> _What is needed_: For each line of the data below, copy it if it holds the word "Jimin".

Items from an interface collection
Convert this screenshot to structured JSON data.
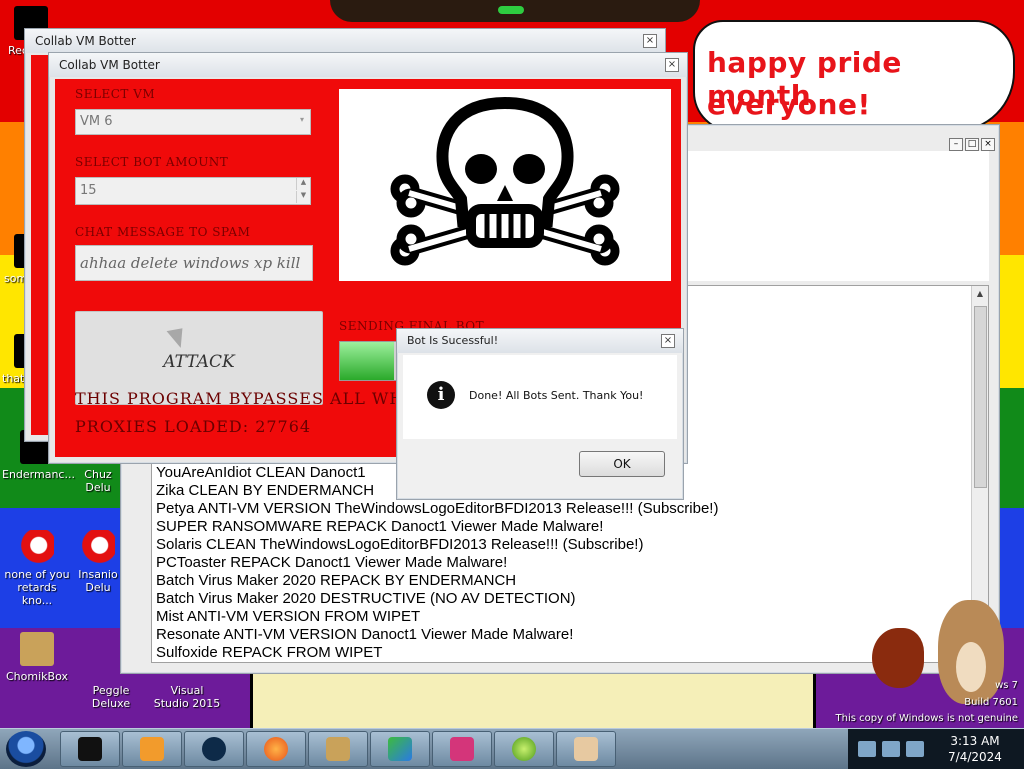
{
  "desktop": {
    "bubble_lines": [
      "happy pride month",
      "everyone!"
    ],
    "icons": [
      {
        "label": "Rec"
      },
      {
        "label": "som"
      },
      {
        "label": "that"
      },
      {
        "label": "Endermanc..."
      },
      {
        "label": "Chuz Delu"
      },
      {
        "label": "none of you retards kno..."
      },
      {
        "label": "Insanio Delu"
      },
      {
        "label": "ChomikBox"
      },
      {
        "label": "Peggle Deluxe"
      },
      {
        "label": "Visual Studio 2015"
      }
    ],
    "watermark": {
      "line1": "ws 7",
      "line2": "Build 7601",
      "line3": "This copy of Windows is not genuine"
    }
  },
  "botter_back": {
    "title": "Collab VM Botter"
  },
  "botter": {
    "title": "Collab VM Botter",
    "select_vm_label": "SELECT VM",
    "select_vm_value": "VM 6",
    "bot_amount_label": "SELECT BOT AMOUNT",
    "bot_amount_value": "15",
    "chat_label": "CHAT MESSAGE TO SPAM",
    "chat_value": "ahhaa delete windows xp kill",
    "attack_label": "ATTACK",
    "status_label": "SENDING FINAL BOT",
    "progress_fraction": 0.9,
    "bypass_text": "THIS PROGRAM BYPASSES ALL WHITE",
    "proxies_text": "PROXIES LOADED: 27764"
  },
  "log_window": {
    "lines": [
      "YouAreAnIdiot CLEAN Danoct1",
      "Zika CLEAN BY ENDERMANCH",
      "Petya ANTI-VM VERSION TheWindowsLogoEditorBFDI2013 Release!!! (Subscribe!)",
      "SUPER RANSOMWARE REPACK Danoct1 Viewer Made Malware!",
      "Solaris CLEAN TheWindowsLogoEditorBFDI2013 Release!!! (Subscribe!)",
      "PCToaster REPACK Danoct1 Viewer Made Malware!",
      "Batch Virus Maker 2020 REPACK BY ENDERMANCH",
      "Batch Virus Maker 2020 DESTRUCTIVE (NO AV DETECTION)",
      "Mist ANTI-VM VERSION FROM WIPET",
      "Resonate ANTI-VM VERSION Danoct1 Viewer Made Malware!",
      "Sulfoxide REPACK FROM WIPET"
    ]
  },
  "message_box": {
    "title": "Bot Is Sucessful!",
    "message": "Done! All Bots Sent. Thank You!",
    "ok_label": "OK"
  },
  "taskbar": {
    "time": "3:13 AM",
    "date": "7/4/2024"
  },
  "colors": {
    "botter_bg": "#f00a0a",
    "bubble_text": "#e8141a"
  }
}
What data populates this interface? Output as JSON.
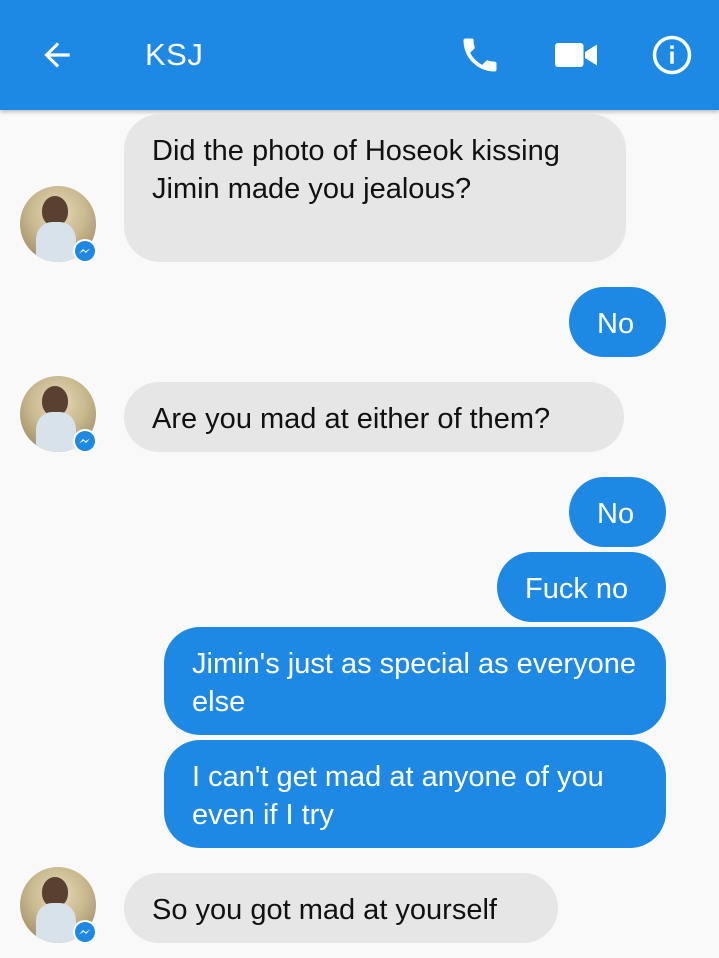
{
  "header": {
    "title": "KSJ",
    "icons": {
      "back": "arrow-left-icon",
      "call": "phone-icon",
      "video": "video-camera-icon",
      "info": "info-icon"
    },
    "bg_color": "#1e88e5"
  },
  "messages": [
    {
      "from": "them",
      "text": "Did the photo of Hoseok kissing Jimin made you jealous?"
    },
    {
      "from": "me",
      "text": "No"
    },
    {
      "from": "them",
      "text": "Are you mad at either of them?"
    },
    {
      "from": "me",
      "text": "No"
    },
    {
      "from": "me",
      "text": "Fuck no"
    },
    {
      "from": "me",
      "text": "Jimin's just as special as everyone else"
    },
    {
      "from": "me",
      "text": "I can't get mad at anyone of you even if I try"
    },
    {
      "from": "them",
      "text": "So you got mad at yourself"
    }
  ],
  "colors": {
    "outgoing": "#1e88e5",
    "incoming": "#e6e6e6"
  }
}
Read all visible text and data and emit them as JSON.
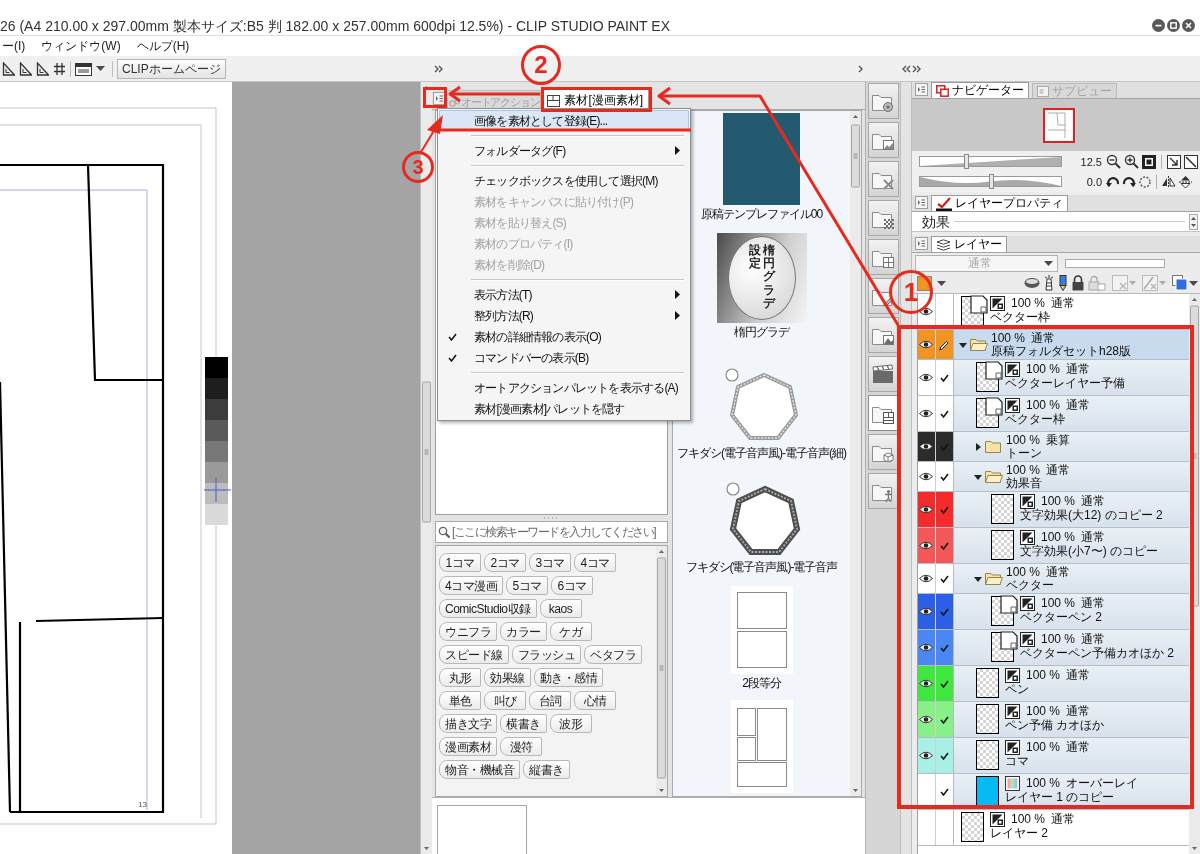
{
  "window": {
    "title": "26 (A4 210.00 x 297.00mm 製本サイズ:B5 判 182.00 x 257.00mm 600dpi 12.5%) - CLIP STUDIO PAINT EX"
  },
  "menu_bar": [
    "ー(I)",
    "ウィンドウ(W)",
    "ヘルプ(H)"
  ],
  "toolbar": {
    "home_button": "CLIPホームページ"
  },
  "canvas": {
    "page_number": "13"
  },
  "material_palette": {
    "tabs": [
      {
        "label": "オートアクション",
        "selected": false
      },
      {
        "label": "素材[漫画素材]",
        "selected": true
      }
    ],
    "search": {
      "placeholder": "[ここに検索キーワードを入力してください]"
    },
    "tag_rows": [
      [
        "1コマ",
        "2コマ",
        "3コマ",
        "4コマ"
      ],
      [
        "4コマ漫画",
        "5コマ",
        "6コマ"
      ],
      [
        "ComicStudio収録",
        "kaos"
      ],
      [
        "ウニフラ",
        "カラー",
        "ケガ"
      ],
      [
        "スピード線",
        "フラッシュ",
        "ベタフラ"
      ],
      [
        "丸形",
        "効果線",
        "動き・感情"
      ],
      [
        "単色",
        "叫び",
        "台詞",
        "心情"
      ],
      [
        "描き文字",
        "横書き",
        "波形"
      ],
      [
        "漫画素材",
        "漫符"
      ],
      [
        "物音・機械音",
        "縦書き"
      ]
    ],
    "materials": [
      {
        "kind": "photo",
        "label": "原稿テンプレファイル00"
      },
      {
        "kind": "gradient",
        "label": "楕円グラデ",
        "thumbnail_text": [
          "設定",
          "楕円グラデ"
        ]
      },
      {
        "kind": "balloon_thin",
        "label": "フキダシ(電子音声風)-電子音声(細)"
      },
      {
        "kind": "balloon_thick",
        "label": "フキダシ(電子音声風)-電子音声"
      },
      {
        "kind": "panels_two",
        "label": "2段等分"
      },
      {
        "kind": "panels_four"
      }
    ]
  },
  "context_menu": {
    "items": [
      {
        "kind": "item",
        "label": "画像を素材として登録(E)...",
        "selected": true,
        "disabled": false,
        "checked": false,
        "submenu": false
      },
      {
        "kind": "separator"
      },
      {
        "kind": "item",
        "label": "フォルダータグ(F)",
        "selected": false,
        "disabled": false,
        "checked": false,
        "submenu": true
      },
      {
        "kind": "separator"
      },
      {
        "kind": "item",
        "label": "チェックボックスを使用して選択(M)",
        "selected": false,
        "disabled": false,
        "checked": false,
        "submenu": false
      },
      {
        "kind": "item",
        "label": "素材をキャンバスに貼り付け(P)",
        "selected": false,
        "disabled": true,
        "checked": false,
        "submenu": false
      },
      {
        "kind": "item",
        "label": "素材を貼り替え(S)",
        "selected": false,
        "disabled": true,
        "checked": false,
        "submenu": false
      },
      {
        "kind": "item",
        "label": "素材のプロパティ(I)",
        "selected": false,
        "disabled": true,
        "checked": false,
        "submenu": false
      },
      {
        "kind": "item",
        "label": "素材を削除(D)",
        "selected": false,
        "disabled": true,
        "checked": false,
        "submenu": false
      },
      {
        "kind": "separator"
      },
      {
        "kind": "item",
        "label": "表示方法(T)",
        "selected": false,
        "disabled": false,
        "checked": false,
        "submenu": true
      },
      {
        "kind": "item",
        "label": "整列方法(R)",
        "selected": false,
        "disabled": false,
        "checked": false,
        "submenu": true
      },
      {
        "kind": "item",
        "label": "素材の詳細情報の表示(O)",
        "selected": false,
        "disabled": false,
        "checked": true,
        "submenu": false
      },
      {
        "kind": "item",
        "label": "コマンドバーの表示(B)",
        "selected": false,
        "disabled": false,
        "checked": true,
        "submenu": false
      },
      {
        "kind": "separator"
      },
      {
        "kind": "item",
        "label": "オートアクションパレットを表示する(A)",
        "selected": false,
        "disabled": false,
        "checked": false,
        "submenu": false
      },
      {
        "kind": "item",
        "label": "素材[漫画素材]パレットを隠す",
        "selected": false,
        "disabled": false,
        "checked": false,
        "submenu": false
      }
    ]
  },
  "dock_icons": [
    {
      "kind": "circle",
      "selected": false
    },
    {
      "kind": "picture",
      "selected": false
    },
    {
      "kind": "cross",
      "selected": false
    },
    {
      "kind": "tone",
      "selected": false
    },
    {
      "kind": "layout",
      "selected": false
    },
    {
      "kind": "lines",
      "selected": false
    },
    {
      "kind": "landscape",
      "selected": false
    },
    {
      "kind": "clapper",
      "selected": false
    },
    {
      "kind": "panel",
      "selected": true
    },
    {
      "kind": "cube",
      "selected": false
    },
    {
      "kind": "figure",
      "selected": false
    }
  ],
  "navigator": {
    "tabs": [
      {
        "label": "ナビゲーター",
        "selected": true
      },
      {
        "label": "サブビュー",
        "selected": false
      }
    ],
    "zoom": {
      "reading": "12.5",
      "level": 0.33
    },
    "rotation": {
      "reading": "0.0",
      "level": 0.5
    }
  },
  "layer_property": {
    "tab": "レイヤープロパティ",
    "section": "効果"
  },
  "layers": {
    "tab": "レイヤー",
    "blend_mode": {
      "value": "通常",
      "disabled": true
    },
    "items": [
      {
        "kind": "vector",
        "opacity": "100 %",
        "blend": "通常",
        "name": "ベクター枠",
        "visible": true,
        "checked": false,
        "selected": false
      },
      {
        "kind": "folder",
        "opacity": "100 %",
        "blend": "通常",
        "name": "原稿フォルダセットh28版",
        "visible": true,
        "checked": false,
        "selected": true,
        "color": "#f29422",
        "expanded": true,
        "children": [
          {
            "kind": "vector",
            "opacity": "100 %",
            "blend": "通常",
            "name": "ベクターレイヤー予備",
            "visible": true,
            "checked": true,
            "selected": false
          },
          {
            "kind": "vector",
            "opacity": "100 %",
            "blend": "通常",
            "name": "ベクター枠",
            "visible": true,
            "checked": true,
            "selected": false
          },
          {
            "kind": "folder",
            "opacity": "100 %",
            "blend": "乗算",
            "name": "トーン",
            "visible": true,
            "checked": true,
            "selected": false,
            "color": "#2b2b2b",
            "expanded": false
          },
          {
            "kind": "folder",
            "opacity": "100 %",
            "blend": "通常",
            "name": "効果音",
            "visible": true,
            "checked": true,
            "selected": false,
            "expanded": true,
            "children": [
              {
                "kind": "raster",
                "opacity": "100 %",
                "blend": "通常",
                "name": "文字効果(大12) のコピー 2",
                "visible": true,
                "checked": true,
                "selected": false,
                "color": "#f52b2b"
              },
              {
                "kind": "raster",
                "opacity": "100 %",
                "blend": "通常",
                "name": "文字効果(小7〜) のコピー",
                "visible": true,
                "checked": true,
                "selected": false,
                "color": "#f45757"
              }
            ]
          },
          {
            "kind": "folder",
            "opacity": "100 %",
            "blend": "通常",
            "name": "ベクター",
            "visible": true,
            "checked": true,
            "selected": false,
            "expanded": true,
            "children": [
              {
                "kind": "vector",
                "opacity": "100 %",
                "blend": "通常",
                "name": "ベクターペン 2",
                "visible": true,
                "checked": true,
                "selected": false,
                "color": "#2b5fe6"
              },
              {
                "kind": "vector",
                "opacity": "100 %",
                "blend": "通常",
                "name": "ベクターペン予備カオほか 2",
                "visible": true,
                "checked": true,
                "selected": false,
                "color": "#4a87f2"
              }
            ]
          },
          {
            "kind": "raster",
            "opacity": "100 %",
            "blend": "通常",
            "name": "ペン",
            "visible": true,
            "checked": true,
            "selected": false,
            "color": "#3fe83f"
          },
          {
            "kind": "raster",
            "opacity": "100 %",
            "blend": "通常",
            "name": "ペン予備 カオほか",
            "visible": true,
            "checked": true,
            "selected": false,
            "color": "#87f087"
          },
          {
            "kind": "raster",
            "opacity": "100 %",
            "blend": "通常",
            "name": "コマ",
            "visible": true,
            "checked": true,
            "selected": false,
            "color": "#a8efe6"
          },
          {
            "kind": "fill",
            "opacity": "100 %",
            "blend": "オーバーレイ",
            "name": "レイヤー 1 のコピー",
            "visible": false,
            "checked": true,
            "selected": false
          }
        ]
      },
      {
        "kind": "raster",
        "opacity": "100 %",
        "blend": "通常",
        "name": "レイヤー 2",
        "visible": false,
        "checked": false,
        "selected": false
      }
    ]
  },
  "annotations": [
    {
      "number": "1"
    },
    {
      "number": "2"
    },
    {
      "number": "3"
    }
  ]
}
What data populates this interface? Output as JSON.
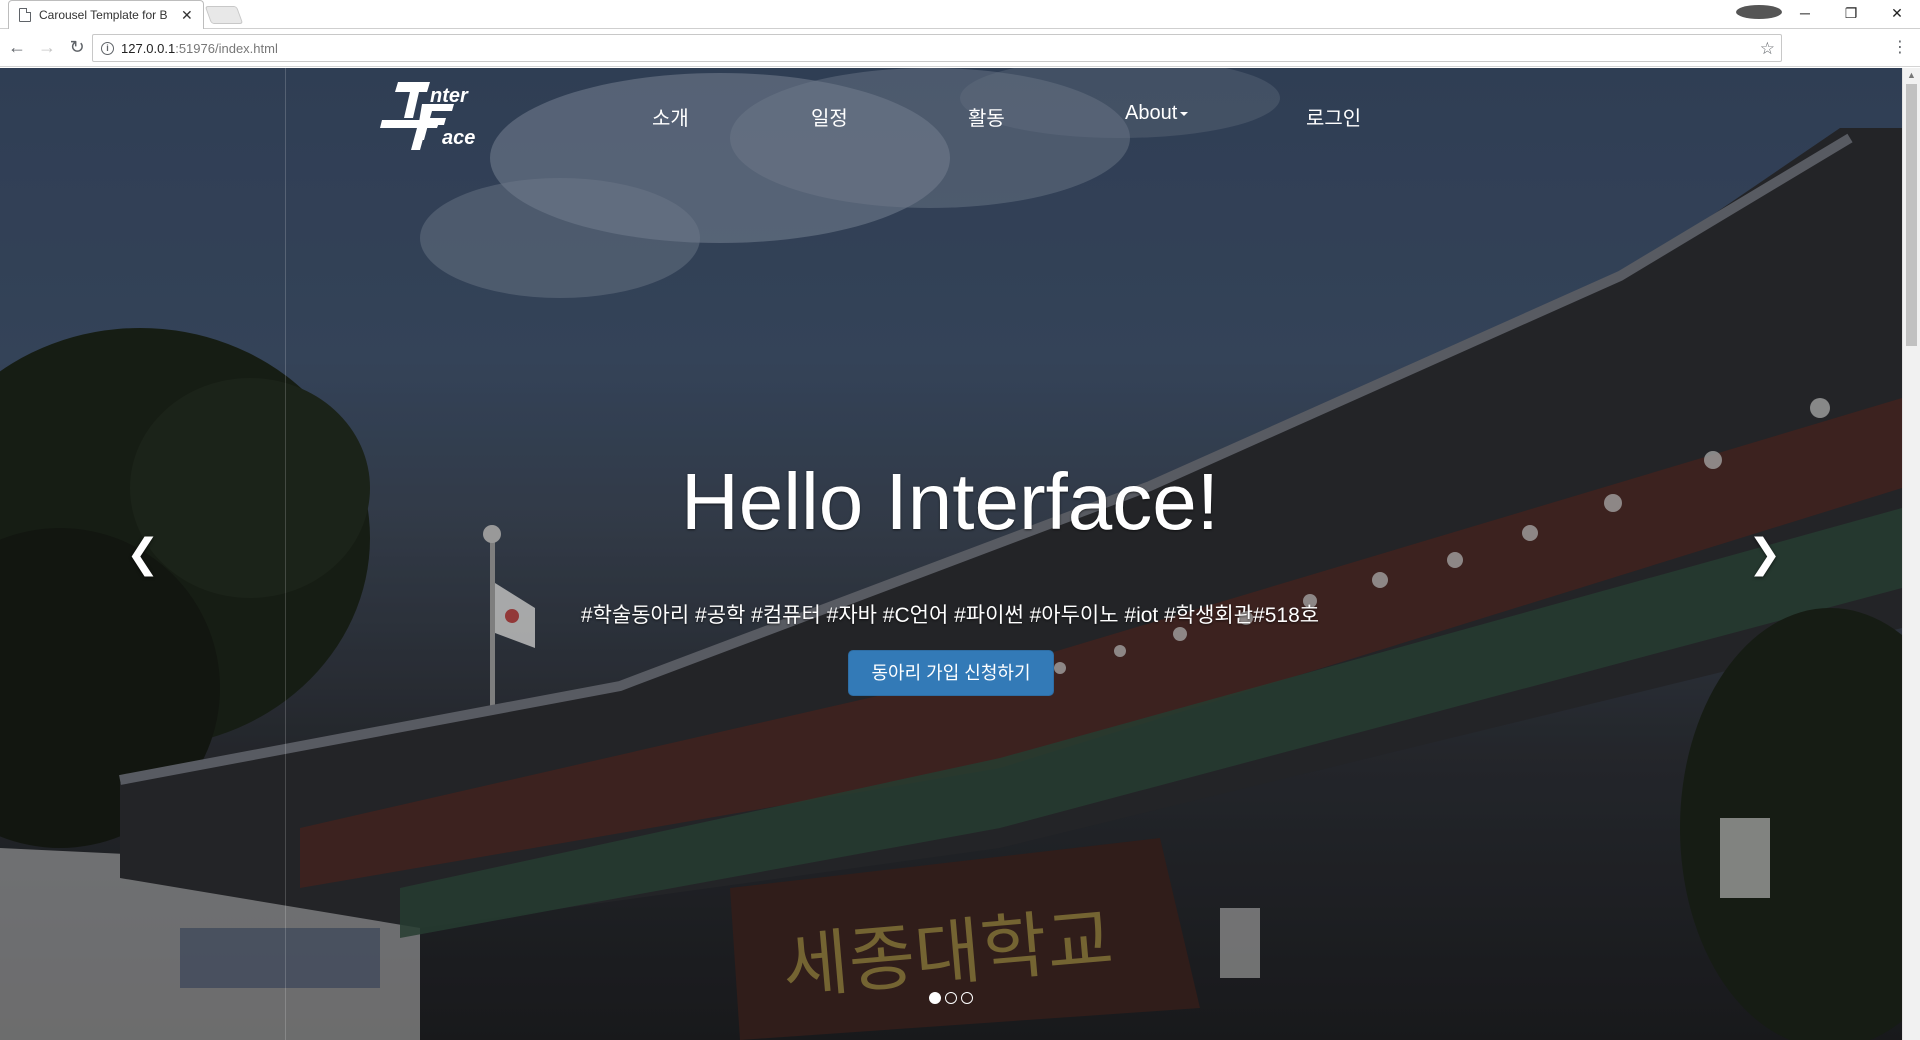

> _Response to this task_:
      "text": "Did the photo of Hoseok kissing Jimin made you jealous?"
      "text": "Jimin's just as special as everyone else"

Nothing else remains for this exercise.